Items listed in a dataset
--
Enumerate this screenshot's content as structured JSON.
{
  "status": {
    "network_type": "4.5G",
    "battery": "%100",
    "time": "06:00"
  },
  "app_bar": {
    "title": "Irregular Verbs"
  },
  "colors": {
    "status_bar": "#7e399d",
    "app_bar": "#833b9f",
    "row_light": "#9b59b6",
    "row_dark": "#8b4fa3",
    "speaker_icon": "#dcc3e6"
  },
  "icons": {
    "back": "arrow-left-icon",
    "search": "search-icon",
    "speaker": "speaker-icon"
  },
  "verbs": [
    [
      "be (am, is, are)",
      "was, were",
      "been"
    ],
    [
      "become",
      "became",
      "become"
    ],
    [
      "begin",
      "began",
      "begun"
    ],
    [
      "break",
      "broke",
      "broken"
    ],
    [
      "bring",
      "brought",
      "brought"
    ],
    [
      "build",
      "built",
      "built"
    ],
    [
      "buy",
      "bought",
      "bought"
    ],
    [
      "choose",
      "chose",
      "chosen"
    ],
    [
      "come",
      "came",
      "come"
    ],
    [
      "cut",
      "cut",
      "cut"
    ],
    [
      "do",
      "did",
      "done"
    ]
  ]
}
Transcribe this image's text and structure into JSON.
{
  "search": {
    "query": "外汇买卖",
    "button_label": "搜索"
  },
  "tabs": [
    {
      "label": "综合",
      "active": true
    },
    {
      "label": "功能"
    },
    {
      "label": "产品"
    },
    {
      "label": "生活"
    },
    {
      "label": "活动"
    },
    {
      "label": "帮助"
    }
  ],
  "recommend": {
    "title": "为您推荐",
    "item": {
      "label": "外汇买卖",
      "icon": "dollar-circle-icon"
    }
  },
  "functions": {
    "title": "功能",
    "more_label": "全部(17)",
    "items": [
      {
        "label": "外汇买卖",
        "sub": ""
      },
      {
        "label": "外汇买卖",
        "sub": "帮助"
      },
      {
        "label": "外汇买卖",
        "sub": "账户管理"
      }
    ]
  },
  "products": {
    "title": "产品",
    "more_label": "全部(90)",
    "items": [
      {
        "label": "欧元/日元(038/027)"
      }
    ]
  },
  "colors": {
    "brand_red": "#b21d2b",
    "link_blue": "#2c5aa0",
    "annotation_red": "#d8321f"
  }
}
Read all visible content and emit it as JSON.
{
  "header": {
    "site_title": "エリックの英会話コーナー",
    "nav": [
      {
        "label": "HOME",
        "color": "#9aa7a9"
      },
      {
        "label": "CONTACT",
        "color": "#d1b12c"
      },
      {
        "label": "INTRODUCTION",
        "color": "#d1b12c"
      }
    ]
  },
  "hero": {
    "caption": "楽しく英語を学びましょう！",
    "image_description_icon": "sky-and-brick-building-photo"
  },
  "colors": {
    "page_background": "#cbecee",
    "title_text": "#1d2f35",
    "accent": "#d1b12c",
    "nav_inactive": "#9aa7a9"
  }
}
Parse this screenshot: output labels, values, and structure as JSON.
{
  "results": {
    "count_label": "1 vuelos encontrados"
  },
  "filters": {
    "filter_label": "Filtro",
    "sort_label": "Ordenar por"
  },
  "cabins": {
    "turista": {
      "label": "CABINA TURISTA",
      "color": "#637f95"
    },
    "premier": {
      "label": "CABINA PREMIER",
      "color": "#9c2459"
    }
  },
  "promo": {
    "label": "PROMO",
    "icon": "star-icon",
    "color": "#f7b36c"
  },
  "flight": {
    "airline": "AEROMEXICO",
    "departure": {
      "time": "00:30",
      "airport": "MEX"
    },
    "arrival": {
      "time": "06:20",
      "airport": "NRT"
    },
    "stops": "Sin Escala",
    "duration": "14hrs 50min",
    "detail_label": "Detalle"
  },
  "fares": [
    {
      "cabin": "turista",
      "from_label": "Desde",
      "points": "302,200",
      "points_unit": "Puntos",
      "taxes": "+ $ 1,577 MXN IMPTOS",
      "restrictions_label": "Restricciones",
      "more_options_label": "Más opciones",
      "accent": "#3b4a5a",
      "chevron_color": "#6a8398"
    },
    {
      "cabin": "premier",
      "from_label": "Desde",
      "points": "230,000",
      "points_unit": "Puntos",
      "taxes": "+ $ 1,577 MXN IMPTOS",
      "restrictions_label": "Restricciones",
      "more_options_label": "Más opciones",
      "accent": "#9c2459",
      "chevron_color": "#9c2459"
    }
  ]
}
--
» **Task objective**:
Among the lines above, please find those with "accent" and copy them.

» **Response to the exercise**:
    "accent": "#d1b12c",
      "accent": "#3b4a5a",
      "accent": "#9c2459",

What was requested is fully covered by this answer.